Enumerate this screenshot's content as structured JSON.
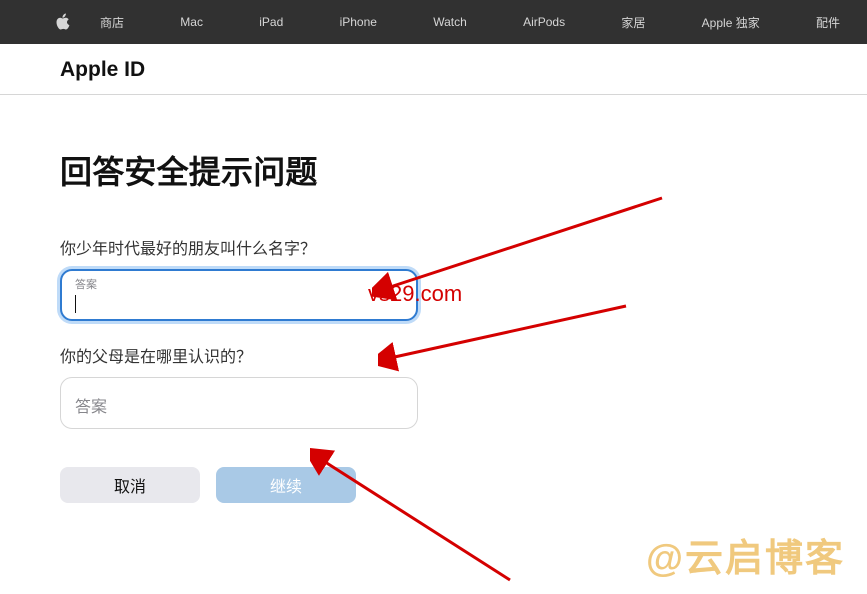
{
  "nav": {
    "items": [
      {
        "label": "商店"
      },
      {
        "label": "Mac"
      },
      {
        "label": "iPad"
      },
      {
        "label": "iPhone"
      },
      {
        "label": "Watch"
      },
      {
        "label": "AirPods"
      },
      {
        "label": "家居"
      },
      {
        "label": "Apple 独家"
      },
      {
        "label": "配件"
      }
    ]
  },
  "subheader": {
    "title": "Apple ID"
  },
  "page": {
    "title": "回答安全提示问题"
  },
  "questions": [
    {
      "text": "你少年时代最好的朋友叫什么名字？",
      "placeholder": "答案",
      "value": ""
    },
    {
      "text": "你的父母是在哪里认识的？",
      "placeholder": "答案",
      "value": ""
    }
  ],
  "buttons": {
    "cancel": "取消",
    "continue": "继续"
  },
  "watermarks": {
    "url": "vs29.com",
    "blog": "@云启博客"
  }
}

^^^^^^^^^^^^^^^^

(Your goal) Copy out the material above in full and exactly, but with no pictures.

(Task response)
Enumerate this screenshot's content as structured JSON.
{
  "nav": {
    "items": [
      {
        "label": "商店"
      },
      {
        "label": "Mac"
      },
      {
        "label": "iPad"
      },
      {
        "label": "iPhone"
      },
      {
        "label": "Watch"
      },
      {
        "label": "AirPods"
      },
      {
        "label": "家居"
      },
      {
        "label": "Apple 独家"
      },
      {
        "label": "配件"
      }
    ]
  },
  "subheader": {
    "title": "Apple ID"
  },
  "page": {
    "title": "回答安全提示问题"
  },
  "questions": [
    {
      "text": "你少年时代最好的朋友叫什么名字？",
      "placeholder": "答案",
      "value": ""
    },
    {
      "text": "你的父母是在哪里认识的？",
      "placeholder": "答案",
      "value": ""
    }
  ],
  "buttons": {
    "cancel": "取消",
    "continue": "继续"
  },
  "watermarks": {
    "url": "vs29.com",
    "blog": "@云启博客"
  }
}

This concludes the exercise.